145 St. George St. mentioned in this week’s ARA Newsletter, pages 5-6.
The Annex is facing intense pressure, with 25 major development projects currently underway. Can the neighbourhood grow without losing its unique character? Heritage consultants will be defining that character over the next seven months as they scour the neighbourhood to document 1,007 properties within the boundaries of Dupont, Bloor, Bedford and Bathurst streets.
Heritage controls provided by an HCD could avoid explosive situations like the one currently playing out at 145 St. George, where tenants are consulting with MPP Bell and Councillor Layton on how to protect their rent-controlled apartments from being demolished for a 29-storey rental and condominium tower.
Number 145 St. George St., the first in the street’s modernist row, is a 12-storey rental building built in 1959 with 130 units. It has big balconies and lovely green brick details, but there are plans afoot for it that would render my advice bad.
Tenblock, a development company, has proposed replacing this building with a 29-storey tower. Under Toronto’s rental-replacement rules, any building redeveloped with more than six rental units must have those units replaced, so they will be part of the new building, along with 211 condo units.
The absurdity of Toronto’s housing market is on full display here as it makes financial sense for a developer to tear down a perfectly good building housing hundreds of people to build bigger.
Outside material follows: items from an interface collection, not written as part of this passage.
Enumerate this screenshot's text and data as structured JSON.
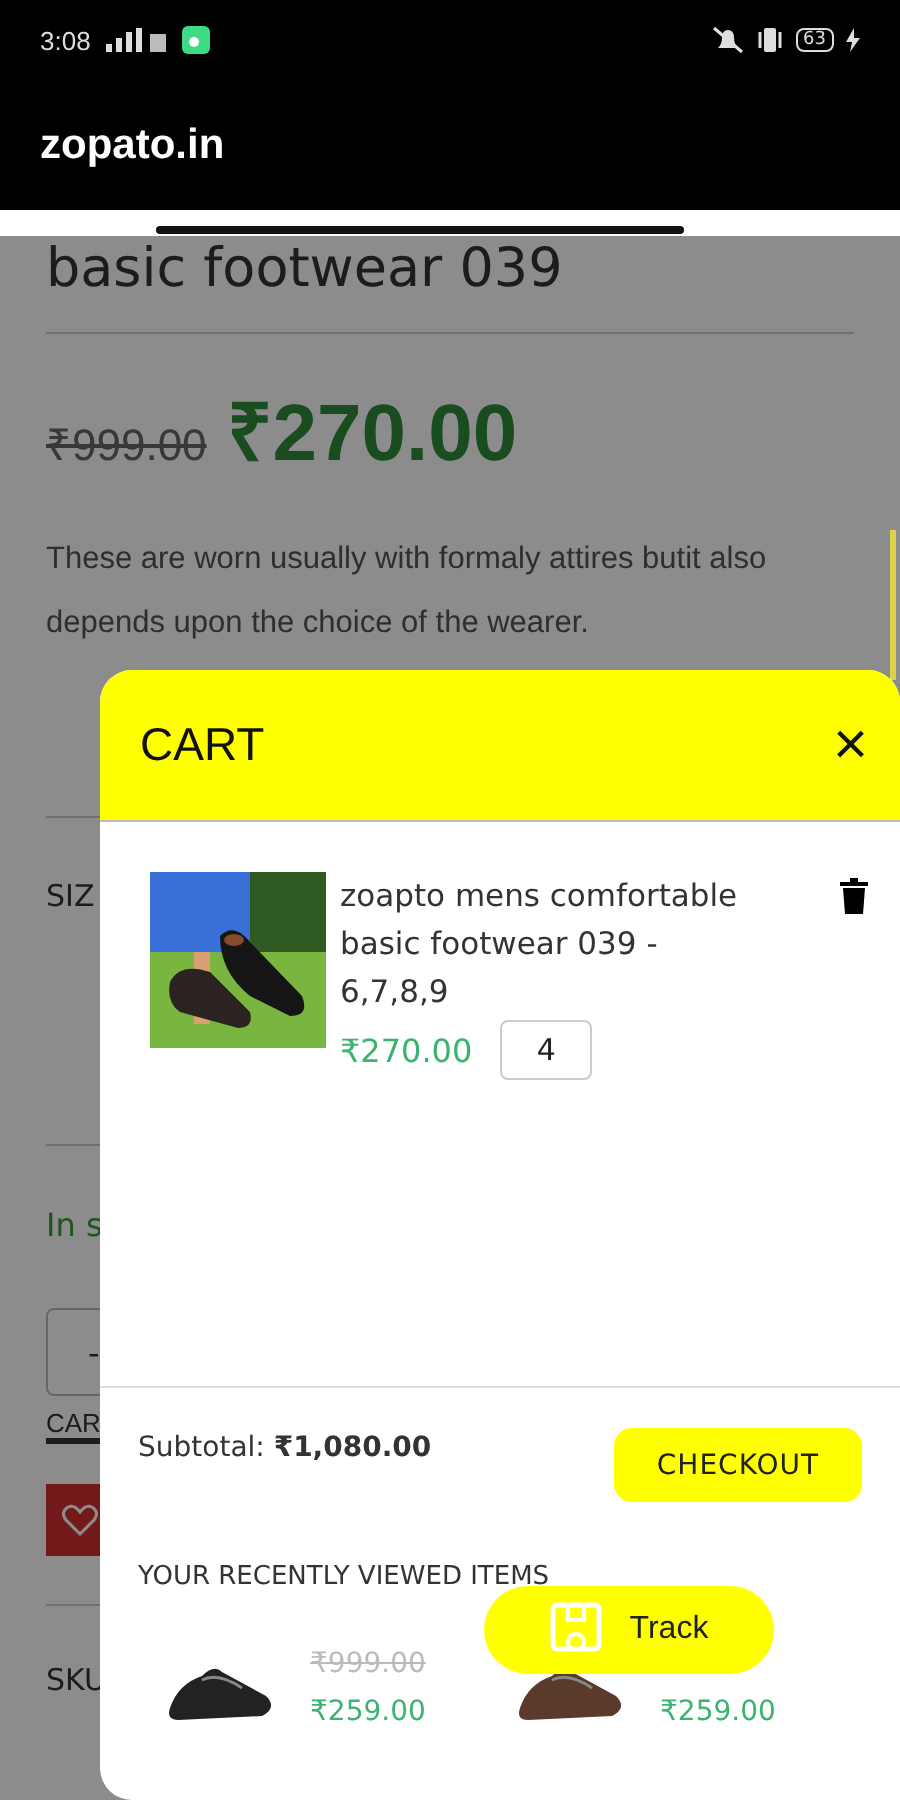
{
  "status_bar": {
    "time": "3:08",
    "battery": "63"
  },
  "app_bar": {
    "title": "zopato.in"
  },
  "product": {
    "title": "basic footwear 039",
    "old_price": "₹999.00",
    "price": "₹270.00",
    "description": "These are worn usually with formaly attires butit also depends upon the choice of the wearer.",
    "size_label": "SIZ",
    "stock": "In s",
    "quantity": "-",
    "cart_label": "CAR",
    "sku_label": "SKU"
  },
  "cart": {
    "title": "CART",
    "close": "×",
    "items": [
      {
        "name": "zoapto mens comfortable basic footwear 039 - 6,7,8,9",
        "price": "₹270.00",
        "quantity": "4"
      }
    ],
    "subtotal": "Subtotal: **₹1,080.00**",
    "checkout": "CHECKOUT",
    "recent_title": "YOUR RECENTLY VIEWED ITEMS",
    "recent": [
      {
        "old_price": "₹999.00",
        "price": "₹259.00",
        "color": "#222222"
      },
      {
        "price": "₹259.00",
        "color": "#5a3a2a"
      }
    ]
  },
  "track_button": "Track"
}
And this isn’t the only one.
Residents in the Annex are fighting a 29-storey condo development at 64 Prince Arthur Avenue, saying the developer promised a much shorter building in original plans.